We’ve all heard that it’s often much easier to sell to a current customer than to a new one; but current customers can be much more valuable than that. According to research from the book Angel Customers & Demon Customers, the top 20 % of your most profitable customers could generate somewhere between 120 to 150% of our profits while the bottom 20% may cost you about 20 to 50% of your profits. Building a profitable customer database can seem like an overwhelming and time consuming task at first, but the long-term rewards profitable outcomes are worth the climb.
Your database should be more than a customer’s name and contact information. In fact, a true customer database should include all activities and information associated with a customer during the lifetime of that customer’s interaction with the company.
More to the point, a profitable customer database contains five key elements.
- Complete Contact Data & Preferences – Having a customer’s digits is not the end of the road. You need to know as much about how to reach them as possible, including which channels they prefer and respond to best.
- Purchase History – Collect and track consumer information including transactional data on purchases, date of purchase, frequency of purchase, and method of payment.
- Lifetime Value – Consider the lifetime value of a customer and what information you would like to know in order to establish a rich and long-lasting relationship with them.
- Customer Service History – Profitable databases are the heart of your customer service and loyalty programs. Even a small retail business can keep track of interactions with customers which can translate into marketable profile data down the road.
- Lead Source – Always track how customers found you; this is one of the most overlooked pieces of data and the only way of measuring what forms of promotion are effective.
A Bit About Technology
Customer databases can be as simple as a contact manager or as elaborate as a complete customer relationship management (CRM) tool. Whatever tool you choose, the most important factor in its success is how well the tool is used in your organization. The sophistication of your database is less critical that your rate of adoption. We generally recommend that a company find the simplest tool that everyone can use and focus on making the most of what you have.
You may now be wondering, “How do I acquire this data?” For some businesses it is much easier than others because patrons may provide information in required paperwork. For other businesses it can be more of a challenge.
- Point of Purchase – Consider checkout signage such as a sign at the front desk or a posting on your website asking customers to fill out some information to receive relevant offers and information.
- Promotions & Surveys – Contests and surveys to current customers are excellent ways to append (add) data to your customer database, deepening your understanding while rewarding your customer for their information. Make sure to include some profiling questions on the form.
- At Every Touchpoint – Think of all of the ways your customers come in contact with you. A restaurant might do data collection on a table tent, you can ask for profile data in your email newsletter, warranty registration cards often ask profiling data and myriad other touchpoints can provide ample opportunity to learn more about each and every customer.
- Seek Permission – Most importantly, always ask for permission to contact them or send them marketing information in the future.
Using the Data
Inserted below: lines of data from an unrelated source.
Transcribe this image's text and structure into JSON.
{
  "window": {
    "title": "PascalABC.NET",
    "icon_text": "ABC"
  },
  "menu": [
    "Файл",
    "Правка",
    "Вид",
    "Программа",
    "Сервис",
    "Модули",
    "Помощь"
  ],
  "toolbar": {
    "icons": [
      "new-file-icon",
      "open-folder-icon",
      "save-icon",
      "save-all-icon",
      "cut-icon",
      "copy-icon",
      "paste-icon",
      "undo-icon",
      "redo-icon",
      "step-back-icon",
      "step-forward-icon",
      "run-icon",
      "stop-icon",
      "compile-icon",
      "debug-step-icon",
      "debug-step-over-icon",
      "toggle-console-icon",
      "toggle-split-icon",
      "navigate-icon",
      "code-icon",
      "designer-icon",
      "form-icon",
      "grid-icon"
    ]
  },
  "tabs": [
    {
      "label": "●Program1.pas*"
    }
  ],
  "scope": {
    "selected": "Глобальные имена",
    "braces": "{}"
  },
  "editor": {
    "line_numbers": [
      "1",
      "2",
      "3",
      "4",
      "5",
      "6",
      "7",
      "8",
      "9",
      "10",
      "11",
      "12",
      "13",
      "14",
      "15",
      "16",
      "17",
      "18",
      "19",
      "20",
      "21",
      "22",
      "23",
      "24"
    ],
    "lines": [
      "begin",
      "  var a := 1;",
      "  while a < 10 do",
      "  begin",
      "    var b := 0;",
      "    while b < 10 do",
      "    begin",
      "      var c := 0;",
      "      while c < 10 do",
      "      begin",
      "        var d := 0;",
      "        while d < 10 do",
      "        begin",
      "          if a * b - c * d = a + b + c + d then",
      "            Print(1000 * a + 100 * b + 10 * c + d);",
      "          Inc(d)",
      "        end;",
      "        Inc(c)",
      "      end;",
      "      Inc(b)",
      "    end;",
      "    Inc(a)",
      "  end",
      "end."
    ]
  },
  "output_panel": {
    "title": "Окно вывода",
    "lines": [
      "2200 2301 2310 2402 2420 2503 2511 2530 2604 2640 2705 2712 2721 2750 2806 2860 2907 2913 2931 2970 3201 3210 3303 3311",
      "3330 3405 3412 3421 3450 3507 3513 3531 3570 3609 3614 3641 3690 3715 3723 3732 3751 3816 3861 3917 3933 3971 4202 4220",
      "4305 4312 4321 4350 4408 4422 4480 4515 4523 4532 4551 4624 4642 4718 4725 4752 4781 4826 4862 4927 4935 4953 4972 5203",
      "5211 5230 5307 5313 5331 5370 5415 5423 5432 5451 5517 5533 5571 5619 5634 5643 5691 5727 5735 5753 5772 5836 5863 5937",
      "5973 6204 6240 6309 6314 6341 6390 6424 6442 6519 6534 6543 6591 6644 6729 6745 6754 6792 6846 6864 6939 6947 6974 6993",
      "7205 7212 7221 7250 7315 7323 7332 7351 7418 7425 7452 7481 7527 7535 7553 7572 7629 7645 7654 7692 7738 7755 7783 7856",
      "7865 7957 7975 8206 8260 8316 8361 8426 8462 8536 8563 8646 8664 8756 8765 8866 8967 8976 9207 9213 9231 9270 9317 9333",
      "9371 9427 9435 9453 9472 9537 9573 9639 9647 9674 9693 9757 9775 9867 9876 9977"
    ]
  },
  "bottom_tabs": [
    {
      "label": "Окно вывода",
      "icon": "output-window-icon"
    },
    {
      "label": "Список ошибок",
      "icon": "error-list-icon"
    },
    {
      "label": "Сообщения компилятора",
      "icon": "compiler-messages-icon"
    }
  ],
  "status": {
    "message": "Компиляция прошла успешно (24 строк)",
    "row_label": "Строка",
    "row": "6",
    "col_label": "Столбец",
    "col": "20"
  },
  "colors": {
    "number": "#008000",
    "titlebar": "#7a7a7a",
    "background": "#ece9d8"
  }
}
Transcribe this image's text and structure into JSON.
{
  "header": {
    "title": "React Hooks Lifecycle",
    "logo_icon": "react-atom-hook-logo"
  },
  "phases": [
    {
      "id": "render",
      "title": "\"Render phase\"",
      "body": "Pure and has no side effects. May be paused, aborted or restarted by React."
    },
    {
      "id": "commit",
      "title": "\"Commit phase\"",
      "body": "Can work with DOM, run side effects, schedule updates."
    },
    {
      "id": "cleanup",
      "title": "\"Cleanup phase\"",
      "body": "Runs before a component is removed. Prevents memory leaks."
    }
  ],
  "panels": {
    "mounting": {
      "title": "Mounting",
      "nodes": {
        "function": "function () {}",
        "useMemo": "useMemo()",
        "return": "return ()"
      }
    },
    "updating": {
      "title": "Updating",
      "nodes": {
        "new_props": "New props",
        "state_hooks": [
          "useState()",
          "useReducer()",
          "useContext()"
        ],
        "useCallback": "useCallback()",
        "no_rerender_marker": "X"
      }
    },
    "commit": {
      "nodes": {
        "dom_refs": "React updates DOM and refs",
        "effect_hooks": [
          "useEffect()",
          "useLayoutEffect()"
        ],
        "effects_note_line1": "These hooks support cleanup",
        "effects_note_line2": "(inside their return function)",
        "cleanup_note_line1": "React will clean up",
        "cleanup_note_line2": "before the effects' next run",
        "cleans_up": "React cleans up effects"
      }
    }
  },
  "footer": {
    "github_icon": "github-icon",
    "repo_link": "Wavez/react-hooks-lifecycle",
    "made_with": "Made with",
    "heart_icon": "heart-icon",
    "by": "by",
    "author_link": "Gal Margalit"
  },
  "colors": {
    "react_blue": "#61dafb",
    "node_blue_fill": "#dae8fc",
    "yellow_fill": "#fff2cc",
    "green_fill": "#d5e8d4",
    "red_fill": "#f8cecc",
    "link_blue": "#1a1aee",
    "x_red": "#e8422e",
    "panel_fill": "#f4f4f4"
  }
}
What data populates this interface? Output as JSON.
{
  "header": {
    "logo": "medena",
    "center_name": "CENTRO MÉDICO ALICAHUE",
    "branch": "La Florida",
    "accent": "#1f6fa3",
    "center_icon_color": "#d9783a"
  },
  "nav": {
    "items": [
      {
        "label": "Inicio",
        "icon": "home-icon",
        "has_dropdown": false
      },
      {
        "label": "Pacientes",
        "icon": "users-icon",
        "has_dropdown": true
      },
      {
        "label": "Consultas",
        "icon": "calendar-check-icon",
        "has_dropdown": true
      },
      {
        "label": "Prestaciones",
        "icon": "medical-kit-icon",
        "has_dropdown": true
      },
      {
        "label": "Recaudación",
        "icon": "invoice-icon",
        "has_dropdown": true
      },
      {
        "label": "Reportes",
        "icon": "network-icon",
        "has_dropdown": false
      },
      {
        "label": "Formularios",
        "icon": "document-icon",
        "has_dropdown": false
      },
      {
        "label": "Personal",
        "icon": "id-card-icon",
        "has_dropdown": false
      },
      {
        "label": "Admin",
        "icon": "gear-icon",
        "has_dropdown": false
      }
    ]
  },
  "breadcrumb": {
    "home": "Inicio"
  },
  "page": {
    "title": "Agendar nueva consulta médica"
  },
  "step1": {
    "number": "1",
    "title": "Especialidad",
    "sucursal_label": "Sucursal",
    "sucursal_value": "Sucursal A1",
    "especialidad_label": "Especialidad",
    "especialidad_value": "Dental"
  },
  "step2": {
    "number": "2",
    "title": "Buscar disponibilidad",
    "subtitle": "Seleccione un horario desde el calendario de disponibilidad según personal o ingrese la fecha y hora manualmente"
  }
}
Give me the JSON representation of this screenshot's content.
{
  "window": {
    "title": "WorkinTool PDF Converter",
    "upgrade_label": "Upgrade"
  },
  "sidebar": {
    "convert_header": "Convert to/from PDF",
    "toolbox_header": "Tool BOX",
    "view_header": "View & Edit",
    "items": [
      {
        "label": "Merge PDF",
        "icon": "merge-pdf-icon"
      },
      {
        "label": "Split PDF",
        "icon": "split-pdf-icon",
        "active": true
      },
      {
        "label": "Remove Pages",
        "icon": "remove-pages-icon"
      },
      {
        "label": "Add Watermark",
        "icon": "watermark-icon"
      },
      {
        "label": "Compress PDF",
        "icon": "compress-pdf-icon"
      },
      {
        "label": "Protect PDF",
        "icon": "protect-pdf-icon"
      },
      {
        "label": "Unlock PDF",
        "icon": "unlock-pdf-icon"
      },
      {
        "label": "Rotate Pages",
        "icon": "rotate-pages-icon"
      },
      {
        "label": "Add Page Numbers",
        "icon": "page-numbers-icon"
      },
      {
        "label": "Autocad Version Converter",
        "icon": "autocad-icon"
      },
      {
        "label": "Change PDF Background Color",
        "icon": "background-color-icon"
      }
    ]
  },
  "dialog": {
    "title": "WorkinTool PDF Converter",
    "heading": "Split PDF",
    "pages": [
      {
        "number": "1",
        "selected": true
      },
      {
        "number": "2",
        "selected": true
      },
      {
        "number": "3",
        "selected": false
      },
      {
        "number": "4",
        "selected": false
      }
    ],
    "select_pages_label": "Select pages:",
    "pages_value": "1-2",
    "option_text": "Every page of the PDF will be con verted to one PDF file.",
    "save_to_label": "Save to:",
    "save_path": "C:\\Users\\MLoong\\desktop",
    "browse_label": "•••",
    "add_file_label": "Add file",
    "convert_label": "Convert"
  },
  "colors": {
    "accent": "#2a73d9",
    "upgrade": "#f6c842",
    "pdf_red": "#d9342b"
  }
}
Any business can provide a discount, but no one can replicate how you interact with your customers. For example, a local retailer tracks their customer’s sizes, fashion preferences, and times of purchases. When they get a new line or shipment in and see something in a particular size or style they think certain customers will like, they will call them to let them know. This results in customers feeling appreciated, important, and in turn they remain loyal. This retailer is no longer wasting resources on generic direct mail pieces to “Homeowner” but rather maximizing customer loyalty.
Not By Database Alone
The existence of a marketing database does not equal database marketing. In order to make the most of the information you’ve collected about your customers, you need to make every marketing decision with the data in mind. Moreover, the most effective database programs are those that are integrated with effective customer service programs. We call this “brand and database integration.” For your company, this means delivering an experience consistent with the value of the patron in your database.
Database Marketing Moments
The company that uses the power of a profitable customer database has the best chances of attracting attention, being the most relevant and winning the sale. As they say, knowledge is power!